Stage fright is one of the many horrors in the life of an artist, and, like any proper nightmare, it takes many forms.
It can be the lightheaded dizziness that sometimes strikes right before you meet your audience.
It can be the rush of cold sweat that accompanies a wrong note on stage.
It can be the bottom dropping out of the world when you’re scanning the newspapers for a review and they turn out to be brimming with exactly the kind of news you didn’t want to read.
We signed up for that, though. We danced along with the circus and jumped through the hoops. We promised ourselves a rose garden at the end, although we knew from the start we would probably take our entire lives to find out exactly who would be trimming the hedges.
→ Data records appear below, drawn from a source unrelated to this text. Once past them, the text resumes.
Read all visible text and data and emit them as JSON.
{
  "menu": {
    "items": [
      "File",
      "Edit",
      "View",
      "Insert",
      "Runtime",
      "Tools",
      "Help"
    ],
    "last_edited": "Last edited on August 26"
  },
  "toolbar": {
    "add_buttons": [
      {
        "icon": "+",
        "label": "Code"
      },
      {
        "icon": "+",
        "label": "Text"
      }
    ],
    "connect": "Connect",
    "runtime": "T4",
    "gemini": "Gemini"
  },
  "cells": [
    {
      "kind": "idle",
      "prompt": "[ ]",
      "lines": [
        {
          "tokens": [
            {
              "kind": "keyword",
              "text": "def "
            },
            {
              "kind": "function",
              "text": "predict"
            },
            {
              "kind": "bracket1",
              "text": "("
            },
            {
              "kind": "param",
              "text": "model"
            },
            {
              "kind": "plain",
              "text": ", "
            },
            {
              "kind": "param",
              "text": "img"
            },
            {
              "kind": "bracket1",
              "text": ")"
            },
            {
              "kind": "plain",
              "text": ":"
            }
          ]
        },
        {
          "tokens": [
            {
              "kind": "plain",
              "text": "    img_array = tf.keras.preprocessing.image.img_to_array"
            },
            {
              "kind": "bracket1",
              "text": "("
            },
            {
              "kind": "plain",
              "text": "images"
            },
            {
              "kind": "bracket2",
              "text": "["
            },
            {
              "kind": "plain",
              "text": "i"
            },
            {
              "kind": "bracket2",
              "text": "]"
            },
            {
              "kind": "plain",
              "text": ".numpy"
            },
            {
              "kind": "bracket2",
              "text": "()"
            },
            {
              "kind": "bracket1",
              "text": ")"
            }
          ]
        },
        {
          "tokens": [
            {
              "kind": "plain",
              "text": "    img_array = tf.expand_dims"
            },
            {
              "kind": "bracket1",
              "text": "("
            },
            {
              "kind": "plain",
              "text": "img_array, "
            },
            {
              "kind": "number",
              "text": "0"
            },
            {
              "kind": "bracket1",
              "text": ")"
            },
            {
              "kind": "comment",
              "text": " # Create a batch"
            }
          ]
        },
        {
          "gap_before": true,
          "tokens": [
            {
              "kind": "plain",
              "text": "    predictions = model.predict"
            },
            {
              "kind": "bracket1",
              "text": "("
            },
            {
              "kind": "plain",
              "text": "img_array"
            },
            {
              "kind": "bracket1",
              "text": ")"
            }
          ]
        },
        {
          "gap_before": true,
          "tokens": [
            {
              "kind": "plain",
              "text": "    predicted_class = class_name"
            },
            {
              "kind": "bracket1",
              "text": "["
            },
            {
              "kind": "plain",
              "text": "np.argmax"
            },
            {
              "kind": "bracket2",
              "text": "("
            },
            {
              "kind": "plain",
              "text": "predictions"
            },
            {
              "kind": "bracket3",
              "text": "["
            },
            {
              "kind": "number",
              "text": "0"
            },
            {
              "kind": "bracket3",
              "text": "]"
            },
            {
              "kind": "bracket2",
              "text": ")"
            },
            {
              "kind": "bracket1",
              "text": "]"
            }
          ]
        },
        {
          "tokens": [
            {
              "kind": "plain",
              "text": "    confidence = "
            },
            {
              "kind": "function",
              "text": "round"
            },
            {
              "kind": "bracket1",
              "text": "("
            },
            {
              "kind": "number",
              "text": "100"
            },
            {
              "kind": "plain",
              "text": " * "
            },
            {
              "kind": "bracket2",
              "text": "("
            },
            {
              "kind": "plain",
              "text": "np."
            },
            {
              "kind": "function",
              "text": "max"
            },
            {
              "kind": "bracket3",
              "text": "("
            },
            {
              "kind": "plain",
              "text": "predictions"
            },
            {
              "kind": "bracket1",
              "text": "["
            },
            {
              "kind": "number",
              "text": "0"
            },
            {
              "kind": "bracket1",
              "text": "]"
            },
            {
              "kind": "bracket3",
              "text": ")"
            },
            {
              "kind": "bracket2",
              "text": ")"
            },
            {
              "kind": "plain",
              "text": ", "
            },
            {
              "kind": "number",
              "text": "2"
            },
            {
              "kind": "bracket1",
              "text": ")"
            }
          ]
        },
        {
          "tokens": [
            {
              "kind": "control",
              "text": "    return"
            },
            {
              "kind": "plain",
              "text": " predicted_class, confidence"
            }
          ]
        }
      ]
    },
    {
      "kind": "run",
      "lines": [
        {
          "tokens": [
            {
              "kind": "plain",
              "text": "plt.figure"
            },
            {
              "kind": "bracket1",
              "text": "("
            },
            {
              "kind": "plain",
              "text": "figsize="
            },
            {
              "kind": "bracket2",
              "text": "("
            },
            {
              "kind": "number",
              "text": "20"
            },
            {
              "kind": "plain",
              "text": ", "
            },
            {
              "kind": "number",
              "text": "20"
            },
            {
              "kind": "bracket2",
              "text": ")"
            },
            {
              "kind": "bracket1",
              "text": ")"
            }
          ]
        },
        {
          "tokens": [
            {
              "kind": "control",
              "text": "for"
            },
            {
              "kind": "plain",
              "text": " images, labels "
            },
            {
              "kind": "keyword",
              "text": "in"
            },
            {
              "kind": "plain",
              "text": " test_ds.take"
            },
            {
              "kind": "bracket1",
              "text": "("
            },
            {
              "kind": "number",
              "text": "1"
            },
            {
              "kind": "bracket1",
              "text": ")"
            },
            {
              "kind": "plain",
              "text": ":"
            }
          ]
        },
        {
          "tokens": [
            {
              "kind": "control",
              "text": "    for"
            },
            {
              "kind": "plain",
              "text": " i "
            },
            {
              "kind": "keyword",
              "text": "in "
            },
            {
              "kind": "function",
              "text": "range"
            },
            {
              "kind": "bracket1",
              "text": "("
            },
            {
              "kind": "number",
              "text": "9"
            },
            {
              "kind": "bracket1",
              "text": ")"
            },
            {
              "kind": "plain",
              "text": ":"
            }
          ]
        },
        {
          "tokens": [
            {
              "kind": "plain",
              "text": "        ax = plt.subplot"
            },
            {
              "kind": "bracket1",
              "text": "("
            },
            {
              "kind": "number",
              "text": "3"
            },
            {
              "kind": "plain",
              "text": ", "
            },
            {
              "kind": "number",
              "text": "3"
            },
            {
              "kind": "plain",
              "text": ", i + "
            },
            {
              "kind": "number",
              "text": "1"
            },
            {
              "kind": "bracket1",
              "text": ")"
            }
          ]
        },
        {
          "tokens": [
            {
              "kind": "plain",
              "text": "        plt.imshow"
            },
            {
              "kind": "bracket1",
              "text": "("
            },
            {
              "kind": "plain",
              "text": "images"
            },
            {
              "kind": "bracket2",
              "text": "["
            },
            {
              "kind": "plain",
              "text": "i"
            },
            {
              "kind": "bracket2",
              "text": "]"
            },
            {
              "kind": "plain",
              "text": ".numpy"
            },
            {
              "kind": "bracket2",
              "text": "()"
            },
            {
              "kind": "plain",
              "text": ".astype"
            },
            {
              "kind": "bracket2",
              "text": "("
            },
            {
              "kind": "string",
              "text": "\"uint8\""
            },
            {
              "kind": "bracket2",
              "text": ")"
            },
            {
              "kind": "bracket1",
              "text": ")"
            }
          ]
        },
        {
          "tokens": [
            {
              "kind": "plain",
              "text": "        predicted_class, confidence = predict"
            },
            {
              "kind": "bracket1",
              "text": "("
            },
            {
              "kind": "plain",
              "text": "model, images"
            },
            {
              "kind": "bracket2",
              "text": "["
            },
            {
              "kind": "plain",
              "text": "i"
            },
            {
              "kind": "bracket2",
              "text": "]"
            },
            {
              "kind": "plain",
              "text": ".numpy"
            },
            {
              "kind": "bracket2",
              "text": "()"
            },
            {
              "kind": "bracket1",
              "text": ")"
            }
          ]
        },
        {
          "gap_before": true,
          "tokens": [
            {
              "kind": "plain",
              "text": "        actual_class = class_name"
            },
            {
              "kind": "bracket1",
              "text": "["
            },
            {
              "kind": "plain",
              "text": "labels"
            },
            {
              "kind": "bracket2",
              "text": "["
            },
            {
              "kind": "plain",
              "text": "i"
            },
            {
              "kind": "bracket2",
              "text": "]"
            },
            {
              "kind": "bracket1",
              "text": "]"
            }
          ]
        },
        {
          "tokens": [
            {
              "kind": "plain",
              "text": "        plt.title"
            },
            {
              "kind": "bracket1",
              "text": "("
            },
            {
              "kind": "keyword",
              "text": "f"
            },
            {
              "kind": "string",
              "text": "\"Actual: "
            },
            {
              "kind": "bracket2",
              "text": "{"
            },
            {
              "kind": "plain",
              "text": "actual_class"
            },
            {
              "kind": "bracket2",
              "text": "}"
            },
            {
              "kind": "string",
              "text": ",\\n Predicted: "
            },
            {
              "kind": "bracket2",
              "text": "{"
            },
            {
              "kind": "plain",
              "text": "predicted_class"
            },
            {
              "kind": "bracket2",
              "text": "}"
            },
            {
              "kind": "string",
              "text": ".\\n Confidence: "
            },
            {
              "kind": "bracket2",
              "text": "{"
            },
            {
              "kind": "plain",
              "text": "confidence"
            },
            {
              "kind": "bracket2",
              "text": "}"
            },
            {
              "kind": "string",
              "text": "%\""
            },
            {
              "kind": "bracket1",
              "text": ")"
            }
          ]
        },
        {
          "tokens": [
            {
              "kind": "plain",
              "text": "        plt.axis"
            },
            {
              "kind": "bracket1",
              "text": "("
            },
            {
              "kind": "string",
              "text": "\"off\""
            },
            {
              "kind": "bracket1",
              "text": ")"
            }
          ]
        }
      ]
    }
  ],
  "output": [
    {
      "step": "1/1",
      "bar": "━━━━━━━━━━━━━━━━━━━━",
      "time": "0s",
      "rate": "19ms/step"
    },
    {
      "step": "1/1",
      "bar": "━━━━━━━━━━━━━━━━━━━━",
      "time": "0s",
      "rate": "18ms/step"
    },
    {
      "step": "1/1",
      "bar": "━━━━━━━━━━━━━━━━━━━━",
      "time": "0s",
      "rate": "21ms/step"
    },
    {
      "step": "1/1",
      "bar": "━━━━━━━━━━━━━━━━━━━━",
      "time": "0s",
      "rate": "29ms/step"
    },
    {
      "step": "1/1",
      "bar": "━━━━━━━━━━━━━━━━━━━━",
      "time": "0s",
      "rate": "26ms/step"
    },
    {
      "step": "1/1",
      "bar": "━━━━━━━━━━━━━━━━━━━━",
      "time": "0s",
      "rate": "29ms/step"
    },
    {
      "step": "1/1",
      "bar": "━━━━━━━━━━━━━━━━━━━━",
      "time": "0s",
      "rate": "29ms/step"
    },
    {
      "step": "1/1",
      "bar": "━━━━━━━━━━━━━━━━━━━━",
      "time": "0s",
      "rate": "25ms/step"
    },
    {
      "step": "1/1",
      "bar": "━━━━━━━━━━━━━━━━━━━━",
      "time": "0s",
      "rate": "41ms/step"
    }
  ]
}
We took the criticism – sometimes constructive, sometimes not – and either worked with it or decided not to. Either way, we grew, and learned, and eventually became professionals.
Because the question for any artist isn’t whether or not everybody will appreciate what you play, or write, or make, or draw. It’s not even about what you learn from the mean comments and nasty backstabbery you invariably endure.
It’s about whether you get back on stage afterwards.
Musicians aren’t the only ones who get to deal with this. Every form of art has to cope with stage fright in some way or form. “Producing works to be appreciated primarily for their beauty, controversy or emotional power” is essentially the job description of an artist. Besides, an artist can’t be an artist without an audience, and it is sheer folly to expect to be able to please everybody and still be interesting.
I predict that any attempt at that will bear the title “Captain Bland’s Monogamous Adventure”.
So, if you’re going to take a spotlight somewhere, you’re going to have to deal with a certain amount of disapproval, censure and denunciation.
And you can’t whine about it, not really. After all, you signed up for it.
But what is the limit?
Where does the person end, and the spotlight begin?
In a recent TV programme, John Cleese said that “making it” requires a lot of hard work, a lot of dedication and some strokes of luck. He went on to reason that as long as you have enough of the first two, you’ll be able to hold out until the third shows up.
He also stated that ideas shouldn’t be held responsible for the ones that hold them.
And that, in my opinion, is what the entirety of civilization is really about.
The word civilization entered the English language by all accounts in the mid-eighteenth century with the meaning “the act or process of bringing out of a savage or uneducated state”. Currently, Google defines the word as “the stage of human social development and organization which is considered most advanced”.
I myself consider civilization to be somewhat synonymous with progress. The rules within a group of people are constantly changing in order to adapt to new impulses, ideas, technologies and points of view. Civilization, to me, would be the measure of skill with which a group of people is able to play a game of ever-changing rules without it immediately devolving into a “monopoly-at-Christmastime” sort of situation.
The antithesis to that would be retreat. And when evaluating this particular definition of civilization, retreat would not mean halting the game. It would mean breaking the board.
The pen is mightier than the sword, so Cardinal Richelieu stated. Apparently, the analogy doesn’t hold true when concerning pencils and Kalashnikovs – at least not in the literal sense.
Of course, one can only speak of pencils and Kalashnikovs when one considers some pretty extreme cases. So does it follow that civilization lies in temperance? Should we be satisfied that we can say everything we like, provided that we don’t actually do so?
We, the artists, signed up at the start for the freedom to get on stage and take the consequences. But did we sign up for this?
Either way, that question is irrelevant.
One can argue all day about whether or not one should be mindful of the consequences any action may or may not engender when taking into consideration the shifty rulebook of civilization.
The die has been cast. The consequences are here.
The real question is, does civilization take them lying down or standing up?
Do we play the game or break the board?
Would you get back on stage?